"You're usually in there with people who are 28 years old and worried about their careers," he points out. "So much of it is, 'This worked last time. How can we copy it?' And that gets old. It's kind of funny, but it's no way for a grownup to live."
With that in mind, Dexter began clearing the decks after the 1995 publication of The Paperboy, a tome partly inspired by his years in newspapering. He didn't withdraw from the world entirely, however. "I wrote a couple of short stories, messed with some screenplays and another novel, built a house in Mexico," he recalls. But for the most part, "I just sort of wandered -- and I don't mean physically wandered. My mind kind of wandered. I just took some time and thought things over a little bit. I didn't feel much like doing anything else."
That changed after Train started tugging on him. "I'd been doing it a little bit here and there when it occurred to me it was time to do the real thing," he says. "I started not getting up until I had seven, eight, nine hundred words every day. That's how you know you're not just playing with a novel; you're writing it."
These sessions coalesced into a terse tale of 1950s Los Angeles that revolves around Lionel Walk, aka Train, a teen golfing prodigy whose future is limited by his black skin. Train's interactions with Miller Packard, a cop with more than his share of secrets, and Norah Still, who's brutally raped by men who killed her husband, allow Dexter to touch upon themes of race, class and the lingering effects of violence. As for Plural, a friend of Train's who vacillates between kindness and unthinking rage, he provides an element of danger and unpredictability. "In some ways, he's my favorite character in the book, because you don't know what he's going to do, and neither did I," Dexter says.
Not that Dexter believes in making the writing process seem mystical, or even particularly difficult. "Pulling stuff out of yourself that's true isn't easy," he allows, "but compared to real work, it is. If writing were as hard as people say it is, and as lonely, there'd be a lot less of them doing it."

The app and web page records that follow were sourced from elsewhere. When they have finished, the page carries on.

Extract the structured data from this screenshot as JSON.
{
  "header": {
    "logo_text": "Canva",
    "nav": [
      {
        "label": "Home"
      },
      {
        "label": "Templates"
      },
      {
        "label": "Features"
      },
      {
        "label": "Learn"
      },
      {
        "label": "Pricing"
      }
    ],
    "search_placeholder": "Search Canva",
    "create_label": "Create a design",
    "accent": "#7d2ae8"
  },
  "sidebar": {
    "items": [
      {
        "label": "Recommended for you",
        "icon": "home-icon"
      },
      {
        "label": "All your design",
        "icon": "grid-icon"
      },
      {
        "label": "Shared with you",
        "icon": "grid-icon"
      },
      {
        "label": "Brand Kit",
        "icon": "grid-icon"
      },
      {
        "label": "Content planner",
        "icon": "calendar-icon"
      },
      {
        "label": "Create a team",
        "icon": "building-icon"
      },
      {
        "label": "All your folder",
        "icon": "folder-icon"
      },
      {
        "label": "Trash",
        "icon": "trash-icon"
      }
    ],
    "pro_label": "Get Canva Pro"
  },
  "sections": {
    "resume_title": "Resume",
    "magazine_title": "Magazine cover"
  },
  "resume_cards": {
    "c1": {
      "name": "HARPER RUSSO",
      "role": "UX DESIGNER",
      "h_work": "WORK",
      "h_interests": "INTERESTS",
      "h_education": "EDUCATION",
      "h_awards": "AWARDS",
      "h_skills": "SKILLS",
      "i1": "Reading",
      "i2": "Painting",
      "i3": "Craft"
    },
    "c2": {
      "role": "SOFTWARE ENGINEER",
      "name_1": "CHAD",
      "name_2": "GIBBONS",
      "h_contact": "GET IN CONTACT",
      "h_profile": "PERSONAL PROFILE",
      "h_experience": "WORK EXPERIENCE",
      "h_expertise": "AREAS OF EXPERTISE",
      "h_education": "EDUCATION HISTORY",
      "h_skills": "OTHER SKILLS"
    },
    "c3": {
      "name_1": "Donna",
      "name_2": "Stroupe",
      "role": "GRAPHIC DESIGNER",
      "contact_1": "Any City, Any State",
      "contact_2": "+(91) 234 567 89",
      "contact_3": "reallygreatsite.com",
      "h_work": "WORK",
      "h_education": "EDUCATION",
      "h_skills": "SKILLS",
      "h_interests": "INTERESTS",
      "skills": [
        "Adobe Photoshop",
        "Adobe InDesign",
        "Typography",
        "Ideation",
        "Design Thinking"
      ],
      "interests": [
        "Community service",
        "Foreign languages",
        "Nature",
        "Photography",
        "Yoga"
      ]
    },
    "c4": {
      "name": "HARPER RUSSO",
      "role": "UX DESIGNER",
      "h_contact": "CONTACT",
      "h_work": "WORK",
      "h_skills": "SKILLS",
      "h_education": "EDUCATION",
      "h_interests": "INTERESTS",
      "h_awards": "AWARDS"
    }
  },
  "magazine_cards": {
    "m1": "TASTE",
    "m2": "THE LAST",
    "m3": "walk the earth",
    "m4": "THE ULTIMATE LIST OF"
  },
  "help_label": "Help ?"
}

He's just as eager to debunk the mythology that's built up around golf. He claims to have only played one truly top-flight round -- he shot a 67 a year or two ago -- "and even when I was playing way over my head, it wasn't that much fun. I was just walking around a little surprised where the ball was going. It wasn't that special."